Items listed in a dataset
********************

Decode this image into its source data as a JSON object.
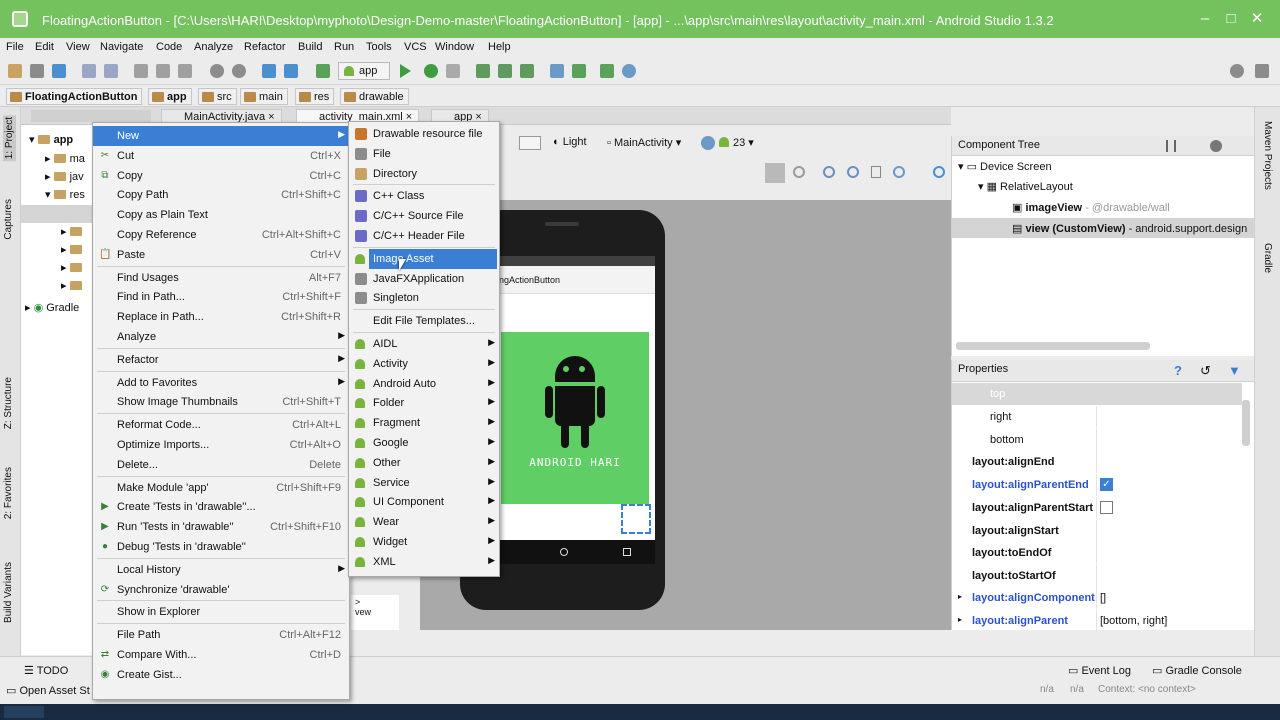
{
  "window": {
    "title": "FloatingActionButton - [C:\\Users\\HARI\\Desktop\\myphoto\\Design-Demo-master\\FloatingActionButton] - [app] - ...\\app\\src\\main\\res\\layout\\activity_main.xml - Android Studio 1.3.2",
    "controls": [
      "–",
      "□",
      "✕"
    ]
  },
  "menubar": [
    "File",
    "Edit",
    "View",
    "Navigate",
    "Code",
    "Analyze",
    "Refactor",
    "Build",
    "Run",
    "Tools",
    "VCS",
    "Window",
    "Help"
  ],
  "toolbar": {
    "run_config": "app"
  },
  "breadcrumbs": [
    "FloatingActionButton",
    "app",
    "src",
    "main",
    "res",
    "drawable"
  ],
  "editor_tabs": [
    "MainActivity.java",
    "activity_main.xml",
    "app"
  ],
  "project": {
    "root": "app",
    "items": [
      "ma",
      "jav",
      "res"
    ],
    "gradle": "Gradle"
  },
  "left_tools": [
    "1: Project",
    "Captures",
    "Z: Structure",
    "2: Favorites",
    "Build Variants"
  ],
  "right_tools": [
    "Maven Projects",
    "Gradle"
  ],
  "designer": {
    "theme": "Light",
    "activity": "MainActivity",
    "api": "23",
    "app_title": "ingActionButton",
    "logo_text": "ANDROID HARI"
  },
  "component_tree": {
    "title": "Component Tree",
    "nodes": [
      {
        "label": "Device Screen"
      },
      {
        "label": "RelativeLayout"
      },
      {
        "label": "imageView",
        "hint": "- @drawable/wall"
      },
      {
        "label": "view (CustomView)",
        "hint": "- android.support.design"
      }
    ]
  },
  "properties": {
    "title": "Properties",
    "rows": [
      {
        "k": "top",
        "v": ""
      },
      {
        "k": "right",
        "v": ""
      },
      {
        "k": "bottom",
        "v": ""
      },
      {
        "k": "layout:alignEnd",
        "v": ""
      },
      {
        "k": "layout:alignParentEnd",
        "v": "checked"
      },
      {
        "k": "layout:alignParentStart",
        "v": "unchecked"
      },
      {
        "k": "layout:alignStart",
        "v": ""
      },
      {
        "k": "layout:toEndOf",
        "v": ""
      },
      {
        "k": "layout:toStartOf",
        "v": ""
      },
      {
        "k": "layout:alignComponent",
        "v": "[]"
      },
      {
        "k": "layout:alignParent",
        "v": "[bottom, right]"
      }
    ]
  },
  "context_menu": [
    {
      "label": "New",
      "shortcut": "",
      "sub": true,
      "hl": true
    },
    {
      "label": "Cut",
      "shortcut": "Ctrl+X",
      "icon": "✂"
    },
    {
      "label": "Copy",
      "shortcut": "Ctrl+C",
      "icon": "⧉"
    },
    {
      "label": "Copy Path",
      "shortcut": "Ctrl+Shift+C"
    },
    {
      "label": "Copy as Plain Text",
      "shortcut": ""
    },
    {
      "label": "Copy Reference",
      "shortcut": "Ctrl+Alt+Shift+C"
    },
    {
      "label": "Paste",
      "shortcut": "Ctrl+V",
      "icon": "📋"
    },
    {
      "label": "Find Usages",
      "shortcut": "Alt+F7",
      "sep": true
    },
    {
      "label": "Find in Path...",
      "shortcut": "Ctrl+Shift+F"
    },
    {
      "label": "Replace in Path...",
      "shortcut": "Ctrl+Shift+R"
    },
    {
      "label": "Analyze",
      "shortcut": "",
      "sub": true
    },
    {
      "label": "Refactor",
      "shortcut": "",
      "sub": true,
      "sep": true
    },
    {
      "label": "Add to Favorites",
      "shortcut": "",
      "sub": true,
      "sep": true
    },
    {
      "label": "Show Image Thumbnails",
      "shortcut": "Ctrl+Shift+T"
    },
    {
      "label": "Reformat Code...",
      "shortcut": "Ctrl+Alt+L",
      "sep": true
    },
    {
      "label": "Optimize Imports...",
      "shortcut": "Ctrl+Alt+O"
    },
    {
      "label": "Delete...",
      "shortcut": "Delete"
    },
    {
      "label": "Make Module 'app'",
      "shortcut": "Ctrl+Shift+F9",
      "sep": true
    },
    {
      "label": "Create 'Tests in 'drawable''...",
      "shortcut": "",
      "icon": "▶"
    },
    {
      "label": "Run 'Tests in 'drawable''",
      "shortcut": "Ctrl+Shift+F10",
      "icon": "▶"
    },
    {
      "label": "Debug 'Tests in 'drawable''",
      "shortcut": "",
      "icon": "●"
    },
    {
      "label": "Local History",
      "shortcut": "",
      "sub": true,
      "sep": true
    },
    {
      "label": "Synchronize 'drawable'",
      "shortcut": "",
      "icon": "⟳"
    },
    {
      "label": "Show in Explorer",
      "shortcut": "",
      "sep": true
    },
    {
      "label": "File Path",
      "shortcut": "Ctrl+Alt+F12",
      "sep": true
    },
    {
      "label": "Compare With...",
      "shortcut": "Ctrl+D",
      "icon": "⇄"
    },
    {
      "label": "Create Gist...",
      "shortcut": "",
      "icon": "◉"
    }
  ],
  "new_menu": [
    {
      "label": "Drawable resource file",
      "icon": "res"
    },
    {
      "label": "File",
      "icon": "file"
    },
    {
      "label": "Directory",
      "icon": "dir"
    },
    {
      "label": "C++ Class",
      "icon": "cpp",
      "sep": true
    },
    {
      "label": "C/C++ Source File",
      "icon": "cpp"
    },
    {
      "label": "C/C++ Header File",
      "icon": "cpp"
    },
    {
      "label": "Image Asset",
      "icon": "android",
      "hl": true,
      "sep": true
    },
    {
      "label": "JavaFXApplication",
      "icon": "file"
    },
    {
      "label": "Singleton",
      "icon": "file"
    },
    {
      "label": "Edit File Templates...",
      "icon": "",
      "sep": true
    },
    {
      "label": "AIDL",
      "icon": "android",
      "sub": true,
      "sep": true
    },
    {
      "label": "Activity",
      "icon": "android",
      "sub": true
    },
    {
      "label": "Android Auto",
      "icon": "android",
      "sub": true
    },
    {
      "label": "Folder",
      "icon": "android",
      "sub": true
    },
    {
      "label": "Fragment",
      "icon": "android",
      "sub": true
    },
    {
      "label": "Google",
      "icon": "android",
      "sub": true
    },
    {
      "label": "Other",
      "icon": "android",
      "sub": true
    },
    {
      "label": "Service",
      "icon": "android",
      "sub": true
    },
    {
      "label": "UI Component",
      "icon": "android",
      "sub": true
    },
    {
      "label": "Wear",
      "icon": "android",
      "sub": true
    },
    {
      "label": "Widget",
      "icon": "android",
      "sub": true
    },
    {
      "label": "XML",
      "icon": "android",
      "sub": true
    }
  ],
  "statusbar": {
    "todo": "TODO",
    "status": "Open Asset St",
    "event_log": "Event Log",
    "gradle_console": "Gradle Console",
    "na1": "n/a",
    "na2": "n/a",
    "context": "Context: <no context>"
  },
  "colors": {
    "title_bg": "#73c25d",
    "highlight": "#3b7fd5",
    "link": "#2a52c9"
  }
}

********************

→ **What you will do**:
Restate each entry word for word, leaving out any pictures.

→ **Written response**:
Decode this image into its source data as a JSON object.
{
  "window": {
    "title": "FloatingActionButton - [C:\\Users\\HARI\\Desktop\\myphoto\\Design-Demo-master\\FloatingActionButton] - [app] - ...\\app\\src\\main\\res\\layout\\activity_main.xml - Android Studio 1.3.2",
    "controls": [
      "–",
      "□",
      "✕"
    ]
  },
  "menubar": [
    "File",
    "Edit",
    "View",
    "Navigate",
    "Code",
    "Analyze",
    "Refactor",
    "Build",
    "Run",
    "Tools",
    "VCS",
    "Window",
    "Help"
  ],
  "toolbar": {
    "run_config": "app"
  },
  "breadcrumbs": [
    "FloatingActionButton",
    "app",
    "src",
    "main",
    "res",
    "drawable"
  ],
  "editor_tabs": [
    "MainActivity.java",
    "activity_main.xml",
    "app"
  ],
  "project": {
    "root": "app",
    "items": [
      "ma",
      "jav",
      "res"
    ],
    "gradle": "Gradle"
  },
  "left_tools": [
    "1: Project",
    "Captures",
    "Z: Structure",
    "2: Favorites",
    "Build Variants"
  ],
  "right_tools": [
    "Maven Projects",
    "Gradle"
  ],
  "designer": {
    "theme": "Light",
    "activity": "MainActivity",
    "api": "23",
    "app_title": "ingActionButton",
    "logo_text": "ANDROID HARI"
  },
  "component_tree": {
    "title": "Component Tree",
    "nodes": [
      {
        "label": "Device Screen"
      },
      {
        "label": "RelativeLayout"
      },
      {
        "label": "imageView",
        "hint": "- @drawable/wall"
      },
      {
        "label": "view (CustomView)",
        "hint": "- android.support.design"
      }
    ]
  },
  "properties": {
    "title": "Properties",
    "rows": [
      {
        "k": "top",
        "v": ""
      },
      {
        "k": "right",
        "v": ""
      },
      {
        "k": "bottom",
        "v": ""
      },
      {
        "k": "layout:alignEnd",
        "v": ""
      },
      {
        "k": "layout:alignParentEnd",
        "v": "checked"
      },
      {
        "k": "layout:alignParentStart",
        "v": "unchecked"
      },
      {
        "k": "layout:alignStart",
        "v": ""
      },
      {
        "k": "layout:toEndOf",
        "v": ""
      },
      {
        "k": "layout:toStartOf",
        "v": ""
      },
      {
        "k": "layout:alignComponent",
        "v": "[]"
      },
      {
        "k": "layout:alignParent",
        "v": "[bottom, right]"
      }
    ]
  },
  "context_menu": [
    {
      "label": "New",
      "shortcut": "",
      "sub": true,
      "hl": true
    },
    {
      "label": "Cut",
      "shortcut": "Ctrl+X",
      "icon": "✂"
    },
    {
      "label": "Copy",
      "shortcut": "Ctrl+C",
      "icon": "⧉"
    },
    {
      "label": "Copy Path",
      "shortcut": "Ctrl+Shift+C"
    },
    {
      "label": "Copy as Plain Text",
      "shortcut": ""
    },
    {
      "label": "Copy Reference",
      "shortcut": "Ctrl+Alt+Shift+C"
    },
    {
      "label": "Paste",
      "shortcut": "Ctrl+V",
      "icon": "📋"
    },
    {
      "label": "Find Usages",
      "shortcut": "Alt+F7",
      "sep": true
    },
    {
      "label": "Find in Path...",
      "shortcut": "Ctrl+Shift+F"
    },
    {
      "label": "Replace in Path...",
      "shortcut": "Ctrl+Shift+R"
    },
    {
      "label": "Analyze",
      "shortcut": "",
      "sub": true
    },
    {
      "label": "Refactor",
      "shortcut": "",
      "sub": true,
      "sep": true
    },
    {
      "label": "Add to Favorites",
      "shortcut": "",
      "sub": true,
      "sep": true
    },
    {
      "label": "Show Image Thumbnails",
      "shortcut": "Ctrl+Shift+T"
    },
    {
      "label": "Reformat Code...",
      "shortcut": "Ctrl+Alt+L",
      "sep": true
    },
    {
      "label": "Optimize Imports...",
      "shortcut": "Ctrl+Alt+O"
    },
    {
      "label": "Delete...",
      "shortcut": "Delete"
    },
    {
      "label": "Make Module 'app'",
      "shortcut": "Ctrl+Shift+F9",
      "sep": true
    },
    {
      "label": "Create 'Tests in 'drawable''...",
      "shortcut": "",
      "icon": "▶"
    },
    {
      "label": "Run 'Tests in 'drawable''",
      "shortcut": "Ctrl+Shift+F10",
      "icon": "▶"
    },
    {
      "label": "Debug 'Tests in 'drawable''",
      "shortcut": "",
      "icon": "●"
    },
    {
      "label": "Local History",
      "shortcut": "",
      "sub": true,
      "sep": true
    },
    {
      "label": "Synchronize 'drawable'",
      "shortcut": "",
      "icon": "⟳"
    },
    {
      "label": "Show in Explorer",
      "shortcut": "",
      "sep": true
    },
    {
      "label": "File Path",
      "shortcut": "Ctrl+Alt+F12",
      "sep": true
    },
    {
      "label": "Compare With...",
      "shortcut": "Ctrl+D",
      "icon": "⇄"
    },
    {
      "label": "Create Gist...",
      "shortcut": "",
      "icon": "◉"
    }
  ],
  "new_menu": [
    {
      "label": "Drawable resource file",
      "icon": "res"
    },
    {
      "label": "File",
      "icon": "file"
    },
    {
      "label": "Directory",
      "icon": "dir"
    },
    {
      "label": "C++ Class",
      "icon": "cpp",
      "sep": true
    },
    {
      "label": "C/C++ Source File",
      "icon": "cpp"
    },
    {
      "label": "C/C++ Header File",
      "icon": "cpp"
    },
    {
      "label": "Image Asset",
      "icon": "android",
      "hl": true,
      "sep": true
    },
    {
      "label": "JavaFXApplication",
      "icon": "file"
    },
    {
      "label": "Singleton",
      "icon": "file"
    },
    {
      "label": "Edit File Templates...",
      "icon": "",
      "sep": true
    },
    {
      "label": "AIDL",
      "icon": "android",
      "sub": true,
      "sep": true
    },
    {
      "label": "Activity",
      "icon": "android",
      "sub": true
    },
    {
      "label": "Android Auto",
      "icon": "android",
      "sub": true
    },
    {
      "label": "Folder",
      "icon": "android",
      "sub": true
    },
    {
      "label": "Fragment",
      "icon": "android",
      "sub": true
    },
    {
      "label": "Google",
      "icon": "android",
      "sub": true
    },
    {
      "label": "Other",
      "icon": "android",
      "sub": true
    },
    {
      "label": "Service",
      "icon": "android",
      "sub": true
    },
    {
      "label": "UI Component",
      "icon": "android",
      "sub": true
    },
    {
      "label": "Wear",
      "icon": "android",
      "sub": true
    },
    {
      "label": "Widget",
      "icon": "android",
      "sub": true
    },
    {
      "label": "XML",
      "icon": "android",
      "sub": true
    }
  ],
  "statusbar": {
    "todo": "TODO",
    "status": "Open Asset St",
    "event_log": "Event Log",
    "gradle_console": "Gradle Console",
    "na1": "n/a",
    "na2": "n/a",
    "context": "Context: <no context>"
  },
  "colors": {
    "title_bg": "#73c25d",
    "highlight": "#3b7fd5",
    "link": "#2a52c9"
  }
}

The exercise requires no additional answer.